LOUDONVILLE – Fueled by Downstate optimism, overall consumer confidence remains higher in New York than across the nation, according to the latest poll by the Siena College Research Institute (SCRI), but worries remain about the high cost of food.
“Driven by increasing optimism among New York City residents, younger New Yorkers, Democrats and men, consumer sentiment was up this quarter reaching its highest level since June 2021,” said Don Levy, SCRI’s Director. “But many, including Upstaters, Republicans, those over 55 and women, saw little or no gain in confidence, and they continue to express far more pessimism than optimism. Overall, New York’s index, both an assessment of current conditions and most especially future expectations outpace national sentiment.”

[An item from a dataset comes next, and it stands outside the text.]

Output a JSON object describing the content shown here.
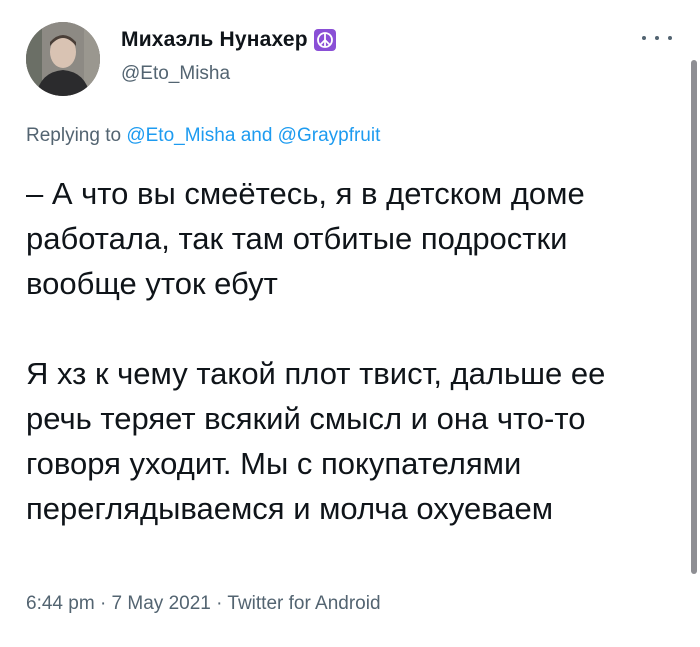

Future confidence in New York is now over three points above the breakeven point of balanced optimism and pessimism and 18.9 points higher than national future confidence.
The New York State Index of Consumer Sentiment now stands at 75.0 up 2.7 points from the last measurement in the fourth quarter of 2022, according to the latest poll by the Siena College Research Institute (SCRI). New York’s overall Index of Consumer Sentiment is 13.0 points above the nation’s Index of 62.0. The current index increased over 3 points to 70.1 and the future index increased just over 2 points resulting in New York’s measure of future expectations moving from 75.9 last quarter to 78.1 today.
“Gasoline price worries have lessened but remain well above early pandemic lows while food price impact on budgets is now at 81 percent, the highest we have seen in 14 years of tracking this measurement,” said Levy. “Still, expect spring spending to be strong as all buying plans are up with nearly 40 percent of residents expecting their financial condition to improve over the next year and nearly a third saying that now is a good time to purchase major consumer goods.”
In the first quarter of 2023, buying plans were up from the fourth quarter of 2022 measurement for homes at 17.1 percent (from 11.5 percent), for cars/trucks to 28.2 percent (from 25.5 percent), for furniture to 30.8 percent (from 28.4 percent), for major home improvements to 28.0 percent (from 26.1 percent), and for consumer electronics to 45.0 percent (from 44.8 percent).
Sixty-three percent (down from 66 percent last quarter) of all New Yorkers say that current gasoline prices are having a very serious or somewhat serious impact on their financial condition. Eighty-one percent (up from 79 percent last quarter) of state residents indicate that the amount of money they spend on groceries is having either a very serious or somewhat serious impact on their finances. The previous all-time high for food concern was 80 percent in June 2022.